Guitar Player Anatomy
Guitar Player Anatomy
Guitarists and most instrumentalists in general, think hands when they consider their playing ability. This is as wrong a conception as if we thought wheels when thinking of an automobile's ability to move. The hand contains 27 bones, the largest number of bones for a single part of the human body. When the guitarist looks beyond the hand, he discovers that a whole group of bones, muscles, tendons and nerves are the real mechanisms responsible for the correct working of the fingers, which ought to be seen as the final part of the playing apparatus. The fingers do the fine work but it is the wrist, forearm elbow and shoulder that allow for the heavy work and, ultimately, the correct functioning of the fingers.
The forearm is the the place where the main muscles and tendons responsible for the fingers' contraction-extension ability are located. The tendons and blood vessels pass to the hand through a bracelet kind of belt that is located in the wrist area.
Close observation of these images tells us a lot more about our hands than a thousand words can try to describe. One thing is certain, applying too much stress for too long and in the wrong manner, will certainly drain out the energy from these minute and delicate parts. We must allow for the stronger muscles in the arm to help the left hand fingers find their position on the strings.
This complex system of bones in the wrist area must be used extensively by the guitarist with the cooperation of the arm and shoulder to guide and "present" the left hand fingers on the strings.
The thumb is the only finger with 2 instead of 3 phalanxes. Its work in opposition to the other fingers is responsible not only of our ability to play an instrument, but of the physical explanation of human intelligence at work. We are the only creatures with an opposing thumb and one that can perform al the operations illustrated below:
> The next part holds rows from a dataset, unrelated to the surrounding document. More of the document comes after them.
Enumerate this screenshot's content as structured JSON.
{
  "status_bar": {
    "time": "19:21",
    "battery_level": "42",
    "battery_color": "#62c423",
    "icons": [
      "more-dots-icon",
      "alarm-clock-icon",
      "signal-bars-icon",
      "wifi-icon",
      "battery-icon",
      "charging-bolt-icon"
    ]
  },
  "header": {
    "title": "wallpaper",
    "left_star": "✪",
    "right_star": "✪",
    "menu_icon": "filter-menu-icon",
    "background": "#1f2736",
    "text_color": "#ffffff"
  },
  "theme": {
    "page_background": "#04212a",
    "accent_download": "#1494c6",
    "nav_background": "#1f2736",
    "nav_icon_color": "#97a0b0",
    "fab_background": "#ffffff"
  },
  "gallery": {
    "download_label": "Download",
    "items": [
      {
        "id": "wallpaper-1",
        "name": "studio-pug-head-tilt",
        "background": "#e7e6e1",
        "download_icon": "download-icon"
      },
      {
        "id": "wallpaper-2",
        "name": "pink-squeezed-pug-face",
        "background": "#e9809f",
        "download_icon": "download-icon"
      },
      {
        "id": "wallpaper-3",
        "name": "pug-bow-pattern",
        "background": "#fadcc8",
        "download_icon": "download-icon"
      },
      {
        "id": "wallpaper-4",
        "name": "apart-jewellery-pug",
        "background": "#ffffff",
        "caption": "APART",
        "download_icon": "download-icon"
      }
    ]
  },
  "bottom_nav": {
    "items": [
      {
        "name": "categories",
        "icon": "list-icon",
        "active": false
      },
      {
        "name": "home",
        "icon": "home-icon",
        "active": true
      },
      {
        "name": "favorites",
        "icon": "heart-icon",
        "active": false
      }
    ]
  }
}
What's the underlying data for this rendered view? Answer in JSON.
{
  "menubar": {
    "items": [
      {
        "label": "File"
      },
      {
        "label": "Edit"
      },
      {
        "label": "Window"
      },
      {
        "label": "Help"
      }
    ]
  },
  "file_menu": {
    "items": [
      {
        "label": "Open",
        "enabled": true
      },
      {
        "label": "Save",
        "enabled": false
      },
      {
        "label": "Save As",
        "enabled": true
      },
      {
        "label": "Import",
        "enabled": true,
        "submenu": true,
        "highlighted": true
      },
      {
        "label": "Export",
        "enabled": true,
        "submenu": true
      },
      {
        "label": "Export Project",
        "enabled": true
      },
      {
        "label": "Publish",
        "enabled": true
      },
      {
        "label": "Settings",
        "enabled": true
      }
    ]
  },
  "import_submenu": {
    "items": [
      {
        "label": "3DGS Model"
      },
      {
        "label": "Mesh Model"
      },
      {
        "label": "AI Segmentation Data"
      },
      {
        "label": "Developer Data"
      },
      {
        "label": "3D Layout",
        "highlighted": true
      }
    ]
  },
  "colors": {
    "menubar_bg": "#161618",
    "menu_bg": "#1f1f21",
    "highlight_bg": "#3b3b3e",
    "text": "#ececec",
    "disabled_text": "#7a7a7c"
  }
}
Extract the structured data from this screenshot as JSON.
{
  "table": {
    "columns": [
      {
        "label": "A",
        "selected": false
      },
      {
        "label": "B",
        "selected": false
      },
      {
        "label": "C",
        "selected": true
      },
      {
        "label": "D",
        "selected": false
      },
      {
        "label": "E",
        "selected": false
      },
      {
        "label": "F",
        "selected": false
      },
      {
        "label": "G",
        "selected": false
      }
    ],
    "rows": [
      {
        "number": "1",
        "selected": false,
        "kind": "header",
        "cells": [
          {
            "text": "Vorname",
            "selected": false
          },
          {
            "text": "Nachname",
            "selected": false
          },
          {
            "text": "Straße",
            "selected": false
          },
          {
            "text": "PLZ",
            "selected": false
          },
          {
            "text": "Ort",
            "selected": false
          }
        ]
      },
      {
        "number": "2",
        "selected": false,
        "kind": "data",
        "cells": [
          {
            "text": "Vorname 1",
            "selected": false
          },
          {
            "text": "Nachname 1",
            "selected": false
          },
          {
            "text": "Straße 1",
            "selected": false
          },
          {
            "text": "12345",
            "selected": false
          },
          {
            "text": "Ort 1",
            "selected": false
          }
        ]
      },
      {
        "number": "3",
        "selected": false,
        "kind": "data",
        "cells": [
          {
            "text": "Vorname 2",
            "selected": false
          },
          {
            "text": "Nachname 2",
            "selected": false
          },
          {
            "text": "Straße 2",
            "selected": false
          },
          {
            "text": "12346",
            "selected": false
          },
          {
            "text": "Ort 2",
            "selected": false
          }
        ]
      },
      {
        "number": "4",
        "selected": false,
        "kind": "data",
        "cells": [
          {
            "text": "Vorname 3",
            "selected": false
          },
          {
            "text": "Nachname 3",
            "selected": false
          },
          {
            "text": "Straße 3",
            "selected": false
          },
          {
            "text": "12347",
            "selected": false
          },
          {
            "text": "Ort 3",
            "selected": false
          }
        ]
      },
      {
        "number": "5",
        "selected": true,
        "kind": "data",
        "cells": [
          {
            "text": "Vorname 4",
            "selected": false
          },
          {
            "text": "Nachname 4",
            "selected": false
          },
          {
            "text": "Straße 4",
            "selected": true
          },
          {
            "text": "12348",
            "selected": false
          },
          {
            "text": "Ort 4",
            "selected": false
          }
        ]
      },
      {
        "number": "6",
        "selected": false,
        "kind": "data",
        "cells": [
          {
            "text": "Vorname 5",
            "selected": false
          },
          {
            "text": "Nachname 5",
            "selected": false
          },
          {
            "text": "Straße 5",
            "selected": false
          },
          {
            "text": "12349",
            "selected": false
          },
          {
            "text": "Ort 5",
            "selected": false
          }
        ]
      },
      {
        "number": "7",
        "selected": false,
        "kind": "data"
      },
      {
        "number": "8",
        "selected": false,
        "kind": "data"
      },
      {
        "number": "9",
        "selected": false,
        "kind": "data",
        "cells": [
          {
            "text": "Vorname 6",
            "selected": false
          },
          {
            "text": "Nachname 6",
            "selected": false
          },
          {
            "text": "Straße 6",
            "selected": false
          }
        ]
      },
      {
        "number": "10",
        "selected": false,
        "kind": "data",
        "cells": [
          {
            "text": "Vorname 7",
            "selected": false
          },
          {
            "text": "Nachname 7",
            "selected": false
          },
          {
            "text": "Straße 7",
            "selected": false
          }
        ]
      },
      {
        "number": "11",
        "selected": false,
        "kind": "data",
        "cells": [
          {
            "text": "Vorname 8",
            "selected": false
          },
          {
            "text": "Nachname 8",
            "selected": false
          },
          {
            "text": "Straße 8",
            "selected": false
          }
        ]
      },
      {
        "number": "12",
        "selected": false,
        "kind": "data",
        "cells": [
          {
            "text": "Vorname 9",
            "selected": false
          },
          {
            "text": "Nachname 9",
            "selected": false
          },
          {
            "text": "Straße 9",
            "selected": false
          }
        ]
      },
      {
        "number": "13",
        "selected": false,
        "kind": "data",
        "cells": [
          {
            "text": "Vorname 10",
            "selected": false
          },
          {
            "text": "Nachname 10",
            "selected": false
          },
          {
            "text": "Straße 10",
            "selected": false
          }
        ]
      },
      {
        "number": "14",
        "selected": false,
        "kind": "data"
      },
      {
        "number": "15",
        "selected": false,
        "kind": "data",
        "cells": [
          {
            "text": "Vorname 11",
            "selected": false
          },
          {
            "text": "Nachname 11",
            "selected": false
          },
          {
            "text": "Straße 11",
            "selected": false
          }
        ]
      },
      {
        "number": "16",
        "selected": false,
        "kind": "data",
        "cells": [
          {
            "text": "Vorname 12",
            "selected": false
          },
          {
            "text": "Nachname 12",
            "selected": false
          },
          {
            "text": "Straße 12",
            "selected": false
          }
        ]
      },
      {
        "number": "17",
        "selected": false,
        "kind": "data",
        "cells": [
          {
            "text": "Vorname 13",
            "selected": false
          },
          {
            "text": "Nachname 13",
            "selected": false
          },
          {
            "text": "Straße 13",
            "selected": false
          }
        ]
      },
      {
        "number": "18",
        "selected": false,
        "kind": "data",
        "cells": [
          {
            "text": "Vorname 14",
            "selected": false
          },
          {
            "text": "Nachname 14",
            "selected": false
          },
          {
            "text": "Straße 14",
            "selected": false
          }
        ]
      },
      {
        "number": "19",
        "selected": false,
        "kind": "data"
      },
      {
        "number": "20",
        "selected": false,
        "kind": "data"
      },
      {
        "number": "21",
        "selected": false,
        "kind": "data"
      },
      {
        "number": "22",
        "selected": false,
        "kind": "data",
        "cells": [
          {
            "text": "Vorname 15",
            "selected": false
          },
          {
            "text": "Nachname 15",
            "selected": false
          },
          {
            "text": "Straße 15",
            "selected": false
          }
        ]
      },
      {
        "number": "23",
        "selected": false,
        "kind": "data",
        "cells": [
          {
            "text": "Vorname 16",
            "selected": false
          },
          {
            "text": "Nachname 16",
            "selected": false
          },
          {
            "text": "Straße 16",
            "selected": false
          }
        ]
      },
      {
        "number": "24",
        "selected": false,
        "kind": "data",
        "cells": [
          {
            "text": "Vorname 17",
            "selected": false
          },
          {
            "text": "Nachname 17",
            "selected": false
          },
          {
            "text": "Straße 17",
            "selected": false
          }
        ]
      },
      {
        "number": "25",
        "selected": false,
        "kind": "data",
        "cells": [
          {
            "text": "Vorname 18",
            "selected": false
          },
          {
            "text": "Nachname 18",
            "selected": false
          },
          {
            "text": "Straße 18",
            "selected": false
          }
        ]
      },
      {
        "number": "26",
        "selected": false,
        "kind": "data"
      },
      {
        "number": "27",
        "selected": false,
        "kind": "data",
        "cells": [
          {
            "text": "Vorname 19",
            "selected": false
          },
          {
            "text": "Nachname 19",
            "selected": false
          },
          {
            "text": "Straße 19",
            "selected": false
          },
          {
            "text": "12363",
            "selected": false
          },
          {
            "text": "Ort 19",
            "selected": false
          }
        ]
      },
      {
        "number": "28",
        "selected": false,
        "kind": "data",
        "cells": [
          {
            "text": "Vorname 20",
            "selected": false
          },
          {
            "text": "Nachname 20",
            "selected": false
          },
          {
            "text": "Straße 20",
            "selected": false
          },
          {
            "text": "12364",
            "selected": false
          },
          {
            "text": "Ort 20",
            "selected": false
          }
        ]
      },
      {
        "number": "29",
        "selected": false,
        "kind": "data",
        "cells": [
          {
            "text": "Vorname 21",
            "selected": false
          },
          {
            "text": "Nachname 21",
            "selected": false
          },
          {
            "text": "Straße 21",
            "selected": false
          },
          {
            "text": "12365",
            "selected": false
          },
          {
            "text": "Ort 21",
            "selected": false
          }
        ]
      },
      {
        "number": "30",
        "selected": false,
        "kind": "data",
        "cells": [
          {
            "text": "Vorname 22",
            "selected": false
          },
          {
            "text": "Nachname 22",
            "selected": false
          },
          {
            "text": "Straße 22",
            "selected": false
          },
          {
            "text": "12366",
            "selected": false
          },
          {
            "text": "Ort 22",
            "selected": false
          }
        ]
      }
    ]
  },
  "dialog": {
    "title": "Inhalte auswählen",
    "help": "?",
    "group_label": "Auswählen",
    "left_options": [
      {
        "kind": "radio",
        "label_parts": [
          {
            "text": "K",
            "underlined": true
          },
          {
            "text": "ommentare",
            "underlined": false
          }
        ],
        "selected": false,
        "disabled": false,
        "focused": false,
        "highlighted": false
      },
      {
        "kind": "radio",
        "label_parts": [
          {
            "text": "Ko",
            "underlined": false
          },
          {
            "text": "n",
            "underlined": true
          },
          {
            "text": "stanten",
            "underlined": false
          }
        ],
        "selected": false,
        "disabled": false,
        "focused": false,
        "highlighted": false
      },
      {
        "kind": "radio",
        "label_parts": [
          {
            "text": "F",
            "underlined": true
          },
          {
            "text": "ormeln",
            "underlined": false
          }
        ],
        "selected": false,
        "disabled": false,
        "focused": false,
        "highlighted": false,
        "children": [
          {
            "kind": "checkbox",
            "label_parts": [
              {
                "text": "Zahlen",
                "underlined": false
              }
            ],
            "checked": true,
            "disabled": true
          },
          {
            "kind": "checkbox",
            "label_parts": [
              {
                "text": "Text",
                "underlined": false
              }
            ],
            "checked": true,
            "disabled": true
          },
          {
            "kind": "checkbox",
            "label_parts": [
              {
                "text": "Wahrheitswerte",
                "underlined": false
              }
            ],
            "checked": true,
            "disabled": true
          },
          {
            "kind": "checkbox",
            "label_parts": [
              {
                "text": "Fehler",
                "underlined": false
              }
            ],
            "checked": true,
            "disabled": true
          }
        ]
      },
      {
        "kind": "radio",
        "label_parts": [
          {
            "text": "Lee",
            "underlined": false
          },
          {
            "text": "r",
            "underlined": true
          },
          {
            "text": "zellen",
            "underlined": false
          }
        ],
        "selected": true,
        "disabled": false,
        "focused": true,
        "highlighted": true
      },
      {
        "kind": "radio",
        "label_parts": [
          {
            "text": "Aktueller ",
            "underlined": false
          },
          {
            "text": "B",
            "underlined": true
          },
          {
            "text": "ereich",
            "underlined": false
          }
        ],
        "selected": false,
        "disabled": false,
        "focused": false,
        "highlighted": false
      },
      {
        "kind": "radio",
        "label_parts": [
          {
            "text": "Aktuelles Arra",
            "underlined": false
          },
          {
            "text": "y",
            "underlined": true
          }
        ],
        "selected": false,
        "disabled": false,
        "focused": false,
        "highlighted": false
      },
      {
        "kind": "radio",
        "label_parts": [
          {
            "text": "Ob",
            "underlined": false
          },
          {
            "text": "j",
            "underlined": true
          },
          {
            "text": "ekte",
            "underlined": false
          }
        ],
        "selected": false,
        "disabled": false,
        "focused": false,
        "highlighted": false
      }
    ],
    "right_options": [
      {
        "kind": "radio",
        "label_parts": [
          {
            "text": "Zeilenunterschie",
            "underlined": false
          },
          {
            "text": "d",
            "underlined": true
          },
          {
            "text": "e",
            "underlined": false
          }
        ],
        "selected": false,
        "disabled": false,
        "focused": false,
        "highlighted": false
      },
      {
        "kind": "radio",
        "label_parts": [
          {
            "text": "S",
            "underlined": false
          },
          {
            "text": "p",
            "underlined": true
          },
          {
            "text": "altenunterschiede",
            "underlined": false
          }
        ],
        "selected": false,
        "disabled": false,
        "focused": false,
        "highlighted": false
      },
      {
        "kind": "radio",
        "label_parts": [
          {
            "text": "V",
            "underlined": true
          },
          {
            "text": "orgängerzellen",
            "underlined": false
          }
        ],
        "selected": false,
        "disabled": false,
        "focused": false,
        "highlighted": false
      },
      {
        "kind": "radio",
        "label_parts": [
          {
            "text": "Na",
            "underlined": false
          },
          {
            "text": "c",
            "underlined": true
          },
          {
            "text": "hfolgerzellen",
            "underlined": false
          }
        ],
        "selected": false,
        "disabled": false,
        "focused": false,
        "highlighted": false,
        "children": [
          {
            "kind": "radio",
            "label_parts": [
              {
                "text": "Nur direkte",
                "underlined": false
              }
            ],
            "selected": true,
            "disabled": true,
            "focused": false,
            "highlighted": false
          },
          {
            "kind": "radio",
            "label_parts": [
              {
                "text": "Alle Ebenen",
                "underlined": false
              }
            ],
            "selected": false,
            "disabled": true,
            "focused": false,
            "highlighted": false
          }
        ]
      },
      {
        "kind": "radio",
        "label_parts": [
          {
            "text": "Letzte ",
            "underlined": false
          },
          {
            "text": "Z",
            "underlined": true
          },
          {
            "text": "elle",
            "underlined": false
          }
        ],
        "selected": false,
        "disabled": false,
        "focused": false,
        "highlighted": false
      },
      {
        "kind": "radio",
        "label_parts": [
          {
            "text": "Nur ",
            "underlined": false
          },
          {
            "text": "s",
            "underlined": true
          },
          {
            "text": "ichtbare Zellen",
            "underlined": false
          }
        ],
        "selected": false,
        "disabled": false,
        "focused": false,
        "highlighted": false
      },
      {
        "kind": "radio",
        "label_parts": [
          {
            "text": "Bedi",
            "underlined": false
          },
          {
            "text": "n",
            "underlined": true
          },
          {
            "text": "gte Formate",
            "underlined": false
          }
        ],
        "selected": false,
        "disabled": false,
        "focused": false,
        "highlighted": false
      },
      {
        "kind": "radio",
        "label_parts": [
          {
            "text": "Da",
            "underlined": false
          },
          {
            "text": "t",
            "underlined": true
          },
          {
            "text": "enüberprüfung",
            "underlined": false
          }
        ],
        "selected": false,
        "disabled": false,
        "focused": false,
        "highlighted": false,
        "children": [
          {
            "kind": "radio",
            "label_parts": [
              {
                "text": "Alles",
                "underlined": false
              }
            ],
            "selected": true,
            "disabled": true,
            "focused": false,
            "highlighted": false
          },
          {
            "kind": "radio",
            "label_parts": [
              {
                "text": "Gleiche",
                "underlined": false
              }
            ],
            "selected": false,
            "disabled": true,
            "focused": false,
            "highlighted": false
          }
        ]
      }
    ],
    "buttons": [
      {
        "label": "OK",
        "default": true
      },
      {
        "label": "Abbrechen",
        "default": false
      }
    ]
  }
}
The Nervous System
The nervous system is the equivalent of the electrical wiring in a home. It sends the electrical impulses to the muscles directly from the brain. That in itself is a pretty good reason to why we must think of every finger movement when we attempt to build out guitar technique during the study process. No movement should be left to chance in this stage of musical preparation. Letting go and let the miracle happen is for performance.
The spinal cord is the main highway for the distribution of all the impulses coming from the base of the brain, and that is the reason that we must find a sitting position that applies very little stress to the lumbar area which is the place where the spinal chord ends. Tension in this area is passed by "the highway" to the whole motor system.
Sound from a guitar starts when a players fingers set a string in motion. The body of the guitar helps the air vibrate at a certain pitch and make it louder -amplification process-. Sound is actually air that vibrates, or changes pressure very quickly (20 to 20,000 times a second), and travels as a sound wave.
The outer ear (Pinna) catches the sound wave and directs it into the inner ear, where the ear drum (Tympanic Membrane) is. The ear drum vibrates the Ossicles (three bones called the Hammer, Anvil, and Stirrup). They act as a lever which push against the Vestibule and moves the fluid inside to the Cochlea. The tiny hairs in the cochlea turn this pressure into electrical signals, which is then sent to the brain, using the cochlear nerve. The brain accepts the electrical signals and recognizes that it is a guitar.
The continuation of this class is in the members area, become a member today.